Collect every line below that contains the word "scenarios".
● ● ● ● ●
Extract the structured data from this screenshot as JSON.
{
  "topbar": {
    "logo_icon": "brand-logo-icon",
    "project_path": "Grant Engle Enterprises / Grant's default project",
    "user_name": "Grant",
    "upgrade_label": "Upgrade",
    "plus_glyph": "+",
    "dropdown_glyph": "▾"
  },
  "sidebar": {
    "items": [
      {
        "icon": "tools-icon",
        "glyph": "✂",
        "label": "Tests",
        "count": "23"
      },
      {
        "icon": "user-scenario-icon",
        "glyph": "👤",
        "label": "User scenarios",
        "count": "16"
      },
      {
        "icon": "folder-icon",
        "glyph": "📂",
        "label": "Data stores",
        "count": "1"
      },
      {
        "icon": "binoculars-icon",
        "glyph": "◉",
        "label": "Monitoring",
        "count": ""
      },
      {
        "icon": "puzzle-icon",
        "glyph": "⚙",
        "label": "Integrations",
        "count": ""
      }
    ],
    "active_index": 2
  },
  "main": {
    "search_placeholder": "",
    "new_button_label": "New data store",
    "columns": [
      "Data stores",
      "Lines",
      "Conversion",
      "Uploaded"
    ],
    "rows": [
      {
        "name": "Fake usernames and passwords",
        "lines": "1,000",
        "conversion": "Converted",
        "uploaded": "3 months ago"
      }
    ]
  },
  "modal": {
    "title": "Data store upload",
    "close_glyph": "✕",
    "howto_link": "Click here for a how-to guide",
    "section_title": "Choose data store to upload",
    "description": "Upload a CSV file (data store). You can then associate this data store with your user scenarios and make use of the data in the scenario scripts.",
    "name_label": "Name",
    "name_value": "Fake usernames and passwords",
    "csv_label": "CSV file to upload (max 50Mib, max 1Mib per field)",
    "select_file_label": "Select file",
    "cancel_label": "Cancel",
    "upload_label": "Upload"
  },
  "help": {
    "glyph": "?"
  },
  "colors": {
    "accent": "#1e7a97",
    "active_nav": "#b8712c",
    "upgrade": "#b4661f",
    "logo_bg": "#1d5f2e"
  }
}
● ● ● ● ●
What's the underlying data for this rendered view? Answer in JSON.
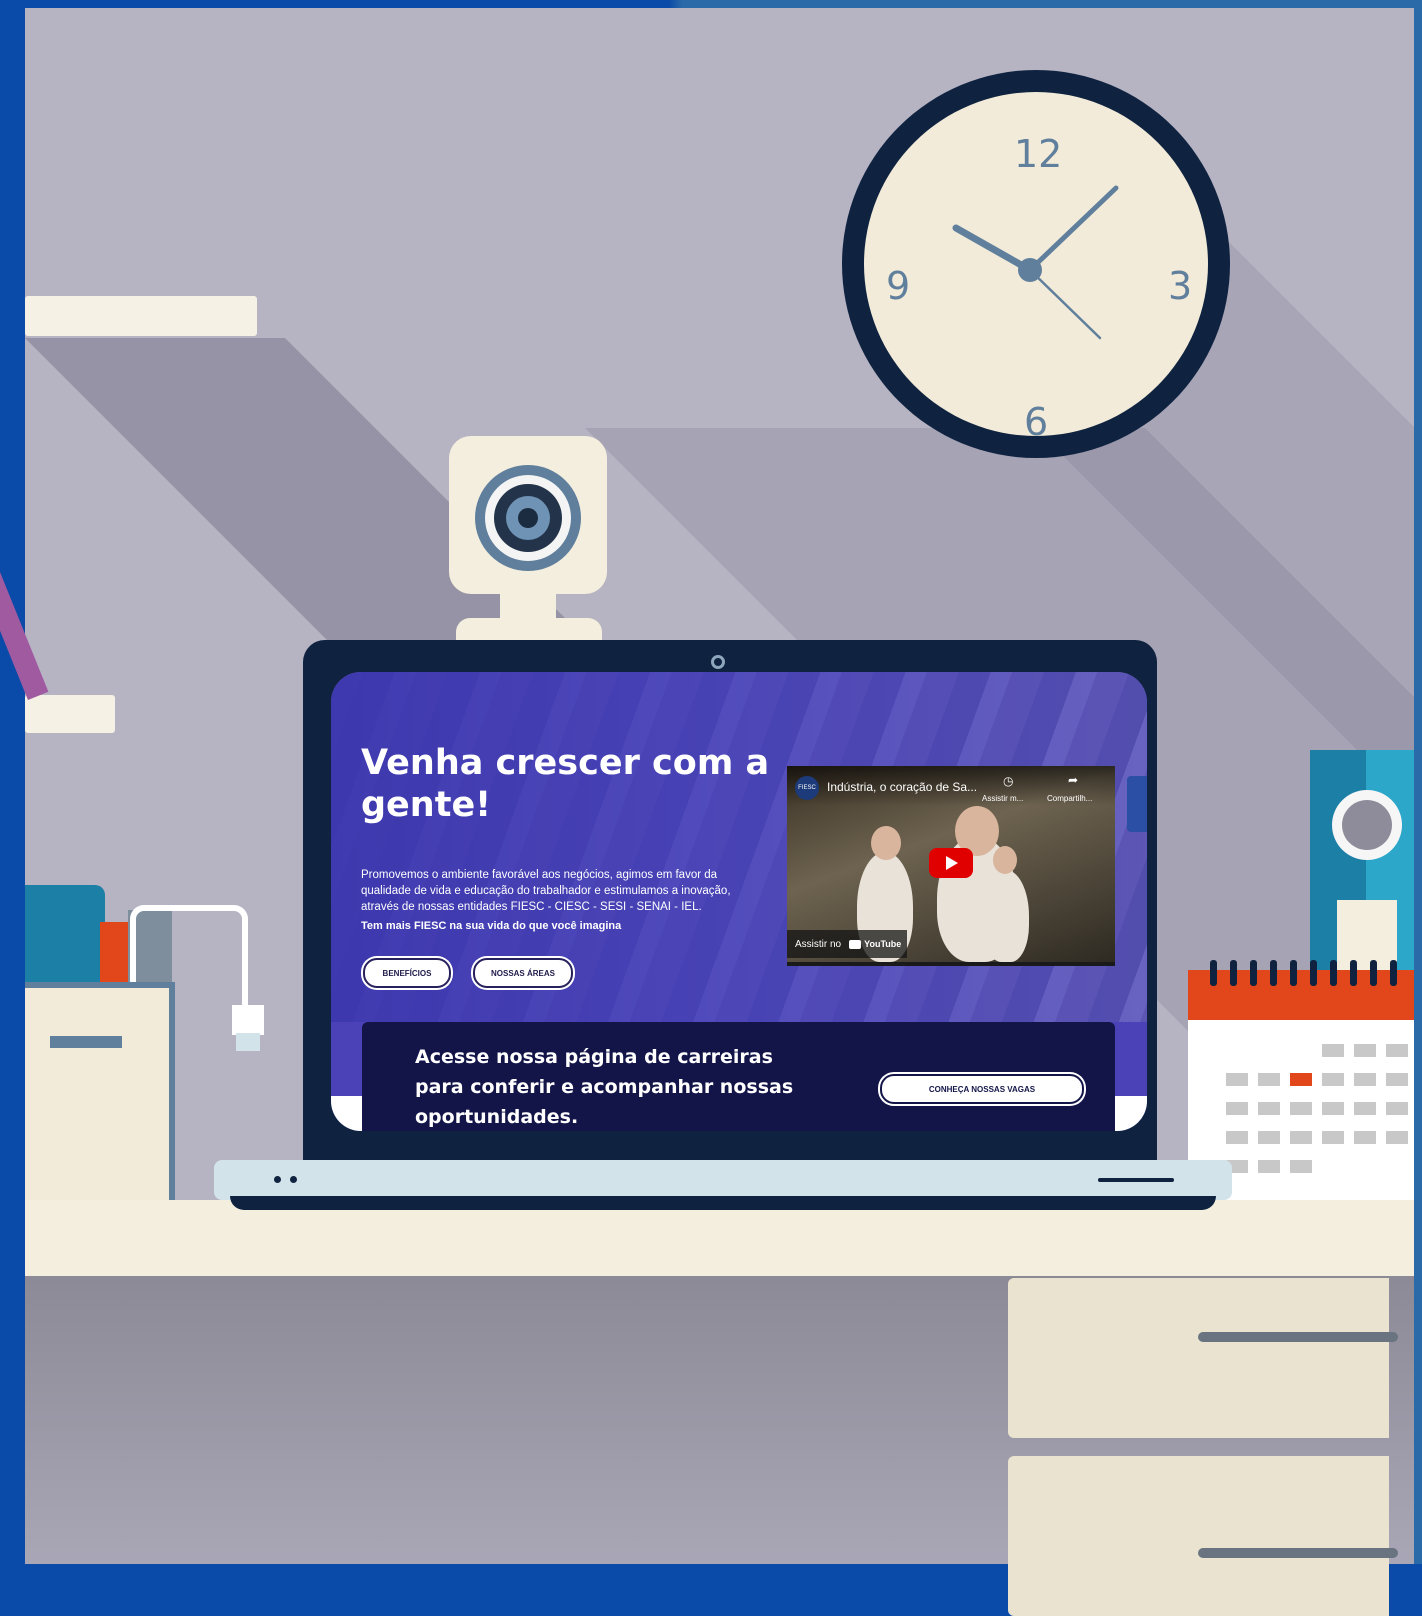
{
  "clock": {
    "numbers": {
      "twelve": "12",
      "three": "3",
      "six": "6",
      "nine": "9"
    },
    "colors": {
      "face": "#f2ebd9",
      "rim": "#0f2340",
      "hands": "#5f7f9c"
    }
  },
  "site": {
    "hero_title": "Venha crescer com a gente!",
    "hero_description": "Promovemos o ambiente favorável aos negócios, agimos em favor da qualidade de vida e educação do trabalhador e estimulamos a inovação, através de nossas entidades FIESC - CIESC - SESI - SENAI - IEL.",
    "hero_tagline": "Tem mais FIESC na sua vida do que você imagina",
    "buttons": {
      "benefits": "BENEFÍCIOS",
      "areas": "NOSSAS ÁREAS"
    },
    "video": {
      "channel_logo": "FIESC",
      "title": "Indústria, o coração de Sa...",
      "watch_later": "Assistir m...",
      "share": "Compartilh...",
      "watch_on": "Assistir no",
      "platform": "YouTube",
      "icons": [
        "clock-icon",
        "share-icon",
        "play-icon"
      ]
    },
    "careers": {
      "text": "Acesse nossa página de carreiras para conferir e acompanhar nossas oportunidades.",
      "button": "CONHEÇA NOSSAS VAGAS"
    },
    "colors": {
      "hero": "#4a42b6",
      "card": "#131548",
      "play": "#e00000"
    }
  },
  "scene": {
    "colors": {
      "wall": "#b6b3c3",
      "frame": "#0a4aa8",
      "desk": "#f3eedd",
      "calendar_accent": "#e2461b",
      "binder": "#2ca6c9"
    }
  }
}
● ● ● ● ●
▸ **EXERCISE OUTPUT**:
        "label": "User scenarios",
    "description": "Upload a CSV file (data store). You can then associate this data store with your user scenarios and make use of the data in the scenario scripts.",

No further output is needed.